Six. There’s one problem with raising the otherwise joyous specter of 1999: that postseason. Not a total loss, of course — obliterating Alabama by 32 in the Georgia Dome and Pohlman putting Oklahoma State to sleep with a 28-spot sure as hell aren’t nothing — but scoring 57 points in a not-especially-competitive SEC Tournament semifinal loss to Kentucky before going out in the Sweet 16 wasn’t what anyone had in mind.
But watching Ohio State slip out of reach isn’t the first thing I think of when I think of that team, or the third, or the sixth or the tenth. I can’t say “I don’t care” about what happens to this Auburn team in the SEC and NCAA Tournaments when I care far more than is good for me, of course. But I’m old enough, and have seen enough, to know that if this postseason is less than triumphant it will only be so much of their story.
That’s the Lokiesque nature of one-and-done college basketball. Sometimes your team escapes New Mexico State in the Round of 64 by the skin of its teeth’s skin and goes on to earn the program’s first-ever Final Four berth. Sometimes someone else’s 71-percent free-throw shooting team has its best season in ages end because it goes 11-for-25 from the line at the worst possible time. These tournaments are the crapshootin’-est crapshoots that ever crapshot.
If that’s a bummer to consider for Auburn’s chances to hang another banner (or two, or three) this March, it’s equally liberating to consider as we watch them attempt to. The seminal text of this Tigers season has been Ryan Sterritt’s immortal “PEACOCK” missive at College and Mag, and perhaps acknowledging the inherent randomness and unpredictability of March Madness is insufficient peacocking.
But I’m viewing it the other way around: there’s no game** between now and the end of the season where Auburn can be too confident of victory, but there’s also no game between now and the end of the season where Auburn can’t be confident of victory. They’re the Auburn Tigers. They’re Jabari Smith, Walker Kessler, KD Johnson, Wendell Green Jr., Allen Flanigan, Zep Jasper, Dylan Cardwell, Devan Cambridge, Jaylin Williams, Chris Moore, Lior Berman, Stretch Akingbola, Preston Cook, Chase Maasdorp, Chandler Leopard, Carter Sobera and Ty Cressman. They are one of the finest college basketball teams in this country, they are possibly the finest men’s basketball team to ever play for Auburn University, and they are more than a fine enough basketball team to win the SEC and/or the NCAA Tournaments.
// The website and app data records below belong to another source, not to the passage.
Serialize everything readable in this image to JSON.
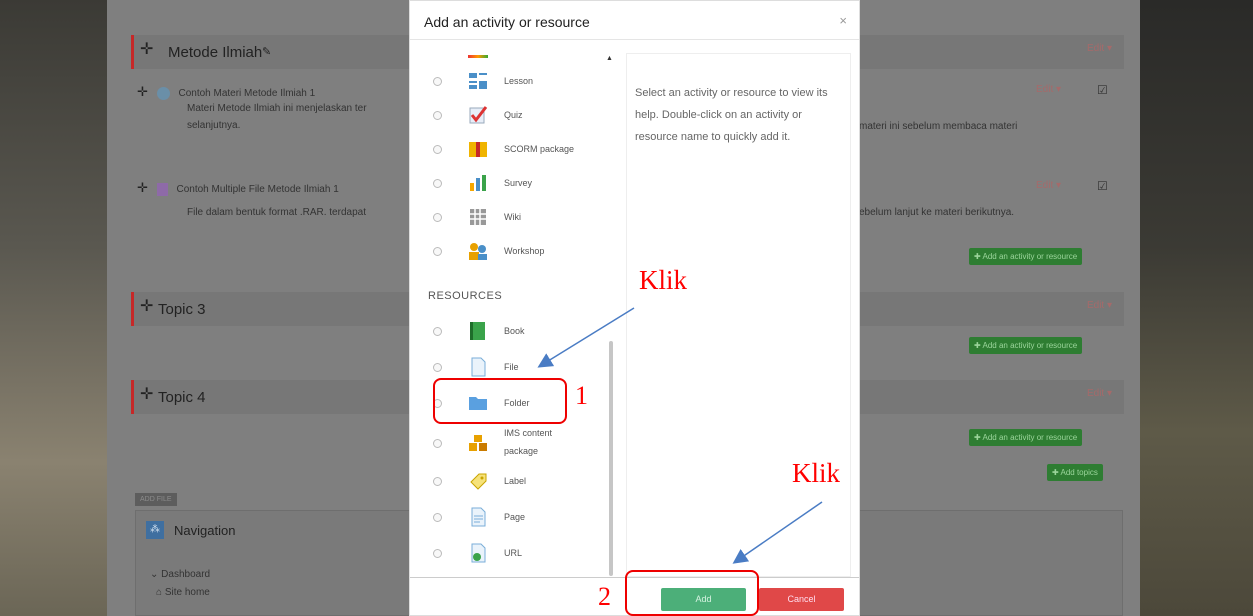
{
  "modal": {
    "title": "Add an activity or resource",
    "close": "×",
    "activities_top": [
      {
        "label": "Lesson",
        "icon": "lesson-icon"
      },
      {
        "label": "Quiz",
        "icon": "quiz-icon"
      },
      {
        "label": "SCORM package",
        "icon": "scorm-package-icon"
      },
      {
        "label": "Survey",
        "icon": "survey-icon"
      },
      {
        "label": "Wiki",
        "icon": "wiki-icon"
      },
      {
        "label": "Workshop",
        "icon": "workshop-icon"
      }
    ],
    "resources_heading": "RESOURCES",
    "resources": [
      {
        "label": "Book",
        "icon": "book-icon"
      },
      {
        "label": "File",
        "icon": "file-icon"
      },
      {
        "label": "Folder",
        "icon": "folder-icon"
      },
      {
        "label": "IMS content package",
        "line1": "IMS content",
        "line2": "package",
        "icon": "ims-package-icon"
      },
      {
        "label": "Label",
        "icon": "label-icon"
      },
      {
        "label": "Page",
        "icon": "page-icon"
      },
      {
        "label": "URL",
        "icon": "url-icon"
      }
    ],
    "help_text": "Select an activity or resource to view its help. Double-click on an activity or resource name to quickly add it.",
    "add_label": "Add",
    "cancel_label": "Cancel"
  },
  "background": {
    "section1_title": "Metode Ilmiah",
    "item1_title": "Contoh Materi Metode Ilmiah 1",
    "item1_desc_left": "Materi Metode Ilmiah ini menjelaskan ter",
    "item1_desc_left2": "selanjutnya.",
    "item1_desc_right": "materi ini sebelum membaca materi",
    "item2_title": "Contoh Multiple File Metode Ilmiah 1",
    "item2_desc_left": "File dalam bentuk format .RAR. terdapat",
    "item2_desc_right": "ebelum lanjut ke materi berikutnya.",
    "edit_label": "Edit ▾",
    "add_activity_label": "✚ Add an activity or resource",
    "topic3": "Topic 3",
    "topic4": "Topic 4",
    "add_topics_label": "✚ Add topics",
    "nav_tag": "ADD FILE",
    "nav_title": "Navigation",
    "nav_dashboard": "Dashboard",
    "nav_site_home": "Site home"
  },
  "annotations": {
    "klik1": "Klik",
    "klik2": "Klik",
    "num1": "1",
    "num2": "2"
  },
  "colors": {
    "add_button": "#4caf79",
    "cancel_button": "#e04848",
    "annotation": "#ff0000",
    "arrow": "#4a7cc4"
  }
}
The realities of March mean we must follow that hoariest of cliches: we must take the remainder of this glorious season one game at a time. We don’t know how many of those games there will be. But we know these Auburn Tigers will show off their champion’s tailfeathers in all of them. And I know I can’t wait to enjoy them again for as long as I can.
War Damn Eagle.
*I kid about Scottie Pohlman because I love, and because I will never get over how someone that baby-faced could be that much of an assassin. The current team would take his rain of fire in half a heartbeat.
**Well, if Auburn earns a 1-seed, the 1-16 game would come awful close to making this “only one game.” But we all remember UMBC-Virginia. No point in tempting fate.